24 February 2018 @ 10:34
One more (British supplier) is TPP SystmOne (integrated) who have their first inpatient ePMA system in use at Airedale hospital.
It’s always been a bit of a mystery to me why British health software companies haven’t developed fully integrated hospital EMR products whereas they seem to be the norm in the USA.
26 February 2018 @ 08:55
@AndrewG – easy. The UK health system is a cost. In the USA the health system is profits for insurance companies. If you’re trying to sell a product to which are you going to find it easier to do? You can’t sell to someone who has no money… unless you are selling credit of course which is another story. This is why some of the systems in the UK have clinical bugs because the companies do not have the best developers available.

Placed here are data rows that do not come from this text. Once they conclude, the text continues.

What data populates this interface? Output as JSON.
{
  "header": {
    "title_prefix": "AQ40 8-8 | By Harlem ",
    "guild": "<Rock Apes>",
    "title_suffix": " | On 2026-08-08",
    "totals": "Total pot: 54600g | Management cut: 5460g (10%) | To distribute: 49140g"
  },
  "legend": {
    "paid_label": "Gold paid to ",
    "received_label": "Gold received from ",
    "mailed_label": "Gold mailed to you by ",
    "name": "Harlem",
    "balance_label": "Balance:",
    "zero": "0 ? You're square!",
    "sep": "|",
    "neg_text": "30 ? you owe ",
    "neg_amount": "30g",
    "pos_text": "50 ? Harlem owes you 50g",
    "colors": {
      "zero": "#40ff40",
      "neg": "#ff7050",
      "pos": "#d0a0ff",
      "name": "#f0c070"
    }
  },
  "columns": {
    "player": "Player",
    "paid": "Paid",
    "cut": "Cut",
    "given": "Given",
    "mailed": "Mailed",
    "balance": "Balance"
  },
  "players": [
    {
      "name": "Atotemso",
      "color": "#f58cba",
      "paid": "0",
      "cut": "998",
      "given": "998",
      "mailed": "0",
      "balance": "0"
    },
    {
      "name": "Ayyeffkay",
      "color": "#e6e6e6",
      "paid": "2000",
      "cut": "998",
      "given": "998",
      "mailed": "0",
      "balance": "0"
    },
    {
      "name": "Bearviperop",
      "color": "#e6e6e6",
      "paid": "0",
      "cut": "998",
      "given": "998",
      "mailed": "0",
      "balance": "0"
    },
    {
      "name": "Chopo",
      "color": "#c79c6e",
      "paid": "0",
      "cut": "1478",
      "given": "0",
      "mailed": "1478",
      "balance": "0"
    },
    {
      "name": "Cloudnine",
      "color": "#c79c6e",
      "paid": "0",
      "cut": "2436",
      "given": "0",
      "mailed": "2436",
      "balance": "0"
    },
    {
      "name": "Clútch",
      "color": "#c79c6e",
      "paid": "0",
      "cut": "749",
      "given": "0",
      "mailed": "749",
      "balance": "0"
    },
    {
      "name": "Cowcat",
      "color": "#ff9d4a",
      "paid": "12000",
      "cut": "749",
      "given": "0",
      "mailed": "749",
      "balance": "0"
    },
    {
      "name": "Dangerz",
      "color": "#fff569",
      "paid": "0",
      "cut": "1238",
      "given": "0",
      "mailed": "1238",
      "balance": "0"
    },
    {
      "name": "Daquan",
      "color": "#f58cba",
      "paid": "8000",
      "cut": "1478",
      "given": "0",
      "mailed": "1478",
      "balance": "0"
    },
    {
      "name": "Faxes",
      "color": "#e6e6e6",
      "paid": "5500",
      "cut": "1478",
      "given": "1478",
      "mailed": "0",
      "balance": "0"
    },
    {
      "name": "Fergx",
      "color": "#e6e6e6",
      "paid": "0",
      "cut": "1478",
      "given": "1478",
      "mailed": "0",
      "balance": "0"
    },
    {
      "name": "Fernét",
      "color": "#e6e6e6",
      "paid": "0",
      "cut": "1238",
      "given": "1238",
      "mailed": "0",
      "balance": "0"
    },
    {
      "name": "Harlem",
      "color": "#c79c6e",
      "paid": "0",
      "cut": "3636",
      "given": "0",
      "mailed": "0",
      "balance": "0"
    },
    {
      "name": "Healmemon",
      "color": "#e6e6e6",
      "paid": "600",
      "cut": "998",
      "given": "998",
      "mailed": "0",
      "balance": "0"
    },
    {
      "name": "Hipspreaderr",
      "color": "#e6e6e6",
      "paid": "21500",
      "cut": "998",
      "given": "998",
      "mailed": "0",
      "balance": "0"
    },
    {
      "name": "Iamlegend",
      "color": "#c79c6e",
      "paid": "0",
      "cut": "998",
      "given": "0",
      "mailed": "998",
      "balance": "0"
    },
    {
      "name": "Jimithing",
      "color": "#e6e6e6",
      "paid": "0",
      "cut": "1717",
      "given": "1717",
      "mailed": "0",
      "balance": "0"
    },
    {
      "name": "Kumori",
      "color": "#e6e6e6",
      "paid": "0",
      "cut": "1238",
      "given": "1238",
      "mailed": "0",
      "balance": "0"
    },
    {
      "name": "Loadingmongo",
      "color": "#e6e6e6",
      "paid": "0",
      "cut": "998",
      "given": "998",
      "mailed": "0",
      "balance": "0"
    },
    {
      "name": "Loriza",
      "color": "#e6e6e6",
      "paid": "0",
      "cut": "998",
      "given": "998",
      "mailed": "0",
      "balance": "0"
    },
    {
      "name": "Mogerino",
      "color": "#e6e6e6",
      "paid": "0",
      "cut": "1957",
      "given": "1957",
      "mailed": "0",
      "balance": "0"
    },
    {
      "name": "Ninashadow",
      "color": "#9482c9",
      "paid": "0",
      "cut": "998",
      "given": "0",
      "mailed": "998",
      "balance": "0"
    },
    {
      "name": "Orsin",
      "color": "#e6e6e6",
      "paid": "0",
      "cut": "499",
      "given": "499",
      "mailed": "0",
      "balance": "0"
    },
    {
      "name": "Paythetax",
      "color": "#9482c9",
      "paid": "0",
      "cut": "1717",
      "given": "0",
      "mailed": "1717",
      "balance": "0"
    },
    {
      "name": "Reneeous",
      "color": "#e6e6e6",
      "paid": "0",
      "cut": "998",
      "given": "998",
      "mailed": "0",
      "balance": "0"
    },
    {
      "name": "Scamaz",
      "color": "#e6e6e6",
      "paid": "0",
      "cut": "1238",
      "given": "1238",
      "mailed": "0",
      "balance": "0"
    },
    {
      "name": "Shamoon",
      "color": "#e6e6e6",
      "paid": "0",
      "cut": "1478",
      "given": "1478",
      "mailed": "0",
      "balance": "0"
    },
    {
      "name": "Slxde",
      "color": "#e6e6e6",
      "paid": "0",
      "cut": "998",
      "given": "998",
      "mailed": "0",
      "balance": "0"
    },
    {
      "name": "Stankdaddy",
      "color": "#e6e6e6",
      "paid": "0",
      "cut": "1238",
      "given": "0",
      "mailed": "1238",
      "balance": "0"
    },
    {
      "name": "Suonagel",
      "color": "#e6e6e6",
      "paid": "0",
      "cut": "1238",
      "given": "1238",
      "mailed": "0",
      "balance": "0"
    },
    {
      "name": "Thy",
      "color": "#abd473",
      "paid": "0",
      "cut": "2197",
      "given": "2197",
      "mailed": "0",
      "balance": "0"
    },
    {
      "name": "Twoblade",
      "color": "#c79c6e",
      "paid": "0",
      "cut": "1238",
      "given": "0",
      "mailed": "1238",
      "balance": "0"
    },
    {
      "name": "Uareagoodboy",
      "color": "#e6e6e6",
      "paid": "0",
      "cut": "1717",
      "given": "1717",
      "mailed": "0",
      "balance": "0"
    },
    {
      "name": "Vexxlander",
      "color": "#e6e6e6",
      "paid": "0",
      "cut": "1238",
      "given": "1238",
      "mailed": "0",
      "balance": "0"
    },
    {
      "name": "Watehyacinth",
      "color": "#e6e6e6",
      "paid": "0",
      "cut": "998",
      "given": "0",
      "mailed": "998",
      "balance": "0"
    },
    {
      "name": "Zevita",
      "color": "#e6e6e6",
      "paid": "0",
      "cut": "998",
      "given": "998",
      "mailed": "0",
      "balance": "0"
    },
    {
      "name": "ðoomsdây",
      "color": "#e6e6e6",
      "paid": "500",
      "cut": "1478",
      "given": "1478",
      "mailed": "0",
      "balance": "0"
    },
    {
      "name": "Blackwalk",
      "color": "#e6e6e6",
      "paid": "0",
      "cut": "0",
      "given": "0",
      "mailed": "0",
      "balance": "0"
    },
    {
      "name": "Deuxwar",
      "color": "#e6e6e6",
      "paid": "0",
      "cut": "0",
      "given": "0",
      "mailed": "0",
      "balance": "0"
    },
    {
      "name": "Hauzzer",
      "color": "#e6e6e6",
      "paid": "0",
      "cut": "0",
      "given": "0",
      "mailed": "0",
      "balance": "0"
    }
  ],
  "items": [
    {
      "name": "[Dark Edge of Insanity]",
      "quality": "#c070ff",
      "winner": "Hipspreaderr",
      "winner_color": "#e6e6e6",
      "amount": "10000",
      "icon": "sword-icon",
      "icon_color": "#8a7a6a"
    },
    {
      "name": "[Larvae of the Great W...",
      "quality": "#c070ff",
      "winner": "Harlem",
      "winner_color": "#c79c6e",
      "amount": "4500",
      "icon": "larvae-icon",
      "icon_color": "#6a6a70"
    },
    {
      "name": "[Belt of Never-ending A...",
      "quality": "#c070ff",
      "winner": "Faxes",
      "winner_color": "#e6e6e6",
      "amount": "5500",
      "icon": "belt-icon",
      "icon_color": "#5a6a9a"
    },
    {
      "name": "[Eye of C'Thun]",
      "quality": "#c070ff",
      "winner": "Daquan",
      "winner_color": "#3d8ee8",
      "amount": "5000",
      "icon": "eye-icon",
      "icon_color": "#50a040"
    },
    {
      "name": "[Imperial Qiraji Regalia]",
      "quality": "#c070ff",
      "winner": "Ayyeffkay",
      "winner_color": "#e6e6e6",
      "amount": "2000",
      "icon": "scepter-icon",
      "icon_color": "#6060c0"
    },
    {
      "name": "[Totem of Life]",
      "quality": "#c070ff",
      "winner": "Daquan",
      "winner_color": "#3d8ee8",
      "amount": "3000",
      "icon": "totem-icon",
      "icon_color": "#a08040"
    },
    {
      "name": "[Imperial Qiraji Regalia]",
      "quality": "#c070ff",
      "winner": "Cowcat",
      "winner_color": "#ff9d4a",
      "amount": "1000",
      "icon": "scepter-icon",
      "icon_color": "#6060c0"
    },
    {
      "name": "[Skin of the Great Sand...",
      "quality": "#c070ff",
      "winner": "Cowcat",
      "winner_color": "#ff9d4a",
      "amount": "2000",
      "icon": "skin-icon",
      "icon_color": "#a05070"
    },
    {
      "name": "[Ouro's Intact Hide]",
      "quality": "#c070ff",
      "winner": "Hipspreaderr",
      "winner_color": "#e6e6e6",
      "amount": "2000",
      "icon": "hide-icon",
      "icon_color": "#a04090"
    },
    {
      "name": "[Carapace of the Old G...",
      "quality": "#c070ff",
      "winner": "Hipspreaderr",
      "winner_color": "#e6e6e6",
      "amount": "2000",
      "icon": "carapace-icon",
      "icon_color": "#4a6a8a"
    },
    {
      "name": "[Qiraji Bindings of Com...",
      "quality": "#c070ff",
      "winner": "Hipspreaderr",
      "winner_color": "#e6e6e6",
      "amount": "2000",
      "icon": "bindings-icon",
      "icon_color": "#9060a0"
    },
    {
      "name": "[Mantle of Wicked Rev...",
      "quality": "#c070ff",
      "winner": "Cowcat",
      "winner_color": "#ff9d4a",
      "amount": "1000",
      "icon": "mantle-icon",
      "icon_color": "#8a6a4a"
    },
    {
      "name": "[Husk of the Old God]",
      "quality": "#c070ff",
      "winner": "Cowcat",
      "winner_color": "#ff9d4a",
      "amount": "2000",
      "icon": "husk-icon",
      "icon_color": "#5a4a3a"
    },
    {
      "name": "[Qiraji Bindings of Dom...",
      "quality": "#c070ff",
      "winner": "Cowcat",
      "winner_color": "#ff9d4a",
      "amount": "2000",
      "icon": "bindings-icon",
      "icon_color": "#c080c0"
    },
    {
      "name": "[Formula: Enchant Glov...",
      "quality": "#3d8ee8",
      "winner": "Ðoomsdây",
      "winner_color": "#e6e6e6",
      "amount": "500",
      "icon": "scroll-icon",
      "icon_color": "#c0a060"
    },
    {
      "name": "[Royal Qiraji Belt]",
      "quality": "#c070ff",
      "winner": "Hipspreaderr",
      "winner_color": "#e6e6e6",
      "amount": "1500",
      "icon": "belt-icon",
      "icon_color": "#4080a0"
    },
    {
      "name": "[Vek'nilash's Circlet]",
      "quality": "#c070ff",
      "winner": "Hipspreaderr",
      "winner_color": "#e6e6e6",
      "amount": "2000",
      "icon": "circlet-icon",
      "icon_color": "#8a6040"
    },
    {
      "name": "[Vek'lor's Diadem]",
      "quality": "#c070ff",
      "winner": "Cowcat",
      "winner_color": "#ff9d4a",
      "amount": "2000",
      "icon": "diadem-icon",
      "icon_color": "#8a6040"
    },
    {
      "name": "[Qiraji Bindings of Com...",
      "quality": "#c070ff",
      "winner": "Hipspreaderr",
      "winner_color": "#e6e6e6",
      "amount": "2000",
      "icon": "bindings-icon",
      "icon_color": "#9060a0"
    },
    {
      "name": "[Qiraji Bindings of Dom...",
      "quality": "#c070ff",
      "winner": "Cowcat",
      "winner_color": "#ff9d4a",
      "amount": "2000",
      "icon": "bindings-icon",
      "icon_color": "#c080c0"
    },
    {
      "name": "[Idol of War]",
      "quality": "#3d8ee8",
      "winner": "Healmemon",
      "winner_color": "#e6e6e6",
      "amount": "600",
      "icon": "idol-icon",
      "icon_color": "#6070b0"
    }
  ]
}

7 March 2018 @ 20:22
Another supplier… EMIS Health has an ePMA product, which is live in several organisations.
Interesting that there’s been no follow up regarding this ‘promise’ of £75m funding… is this new money, or the usual re-distribution of funds already declared. WIll it be another match-funding exercise? Who will distribute funds? Etc. etc. etc…..
23 February 2018 @ 19:17
That is an unfortunate reality. Having a patients Med’s in 1 system and clinical documentation in another for example, makes the job harder for the clinician. The clinician needs everything in view to make an informed decision. Interfaces can’t do that, API’s could, but i’m yet to see that. A lot of data is used to make informed decisions at the point of prescribing, more than should be sent via an interface.
Let’s not forget, its likely cheaper to have all under an EMR, rather than multiple other systems.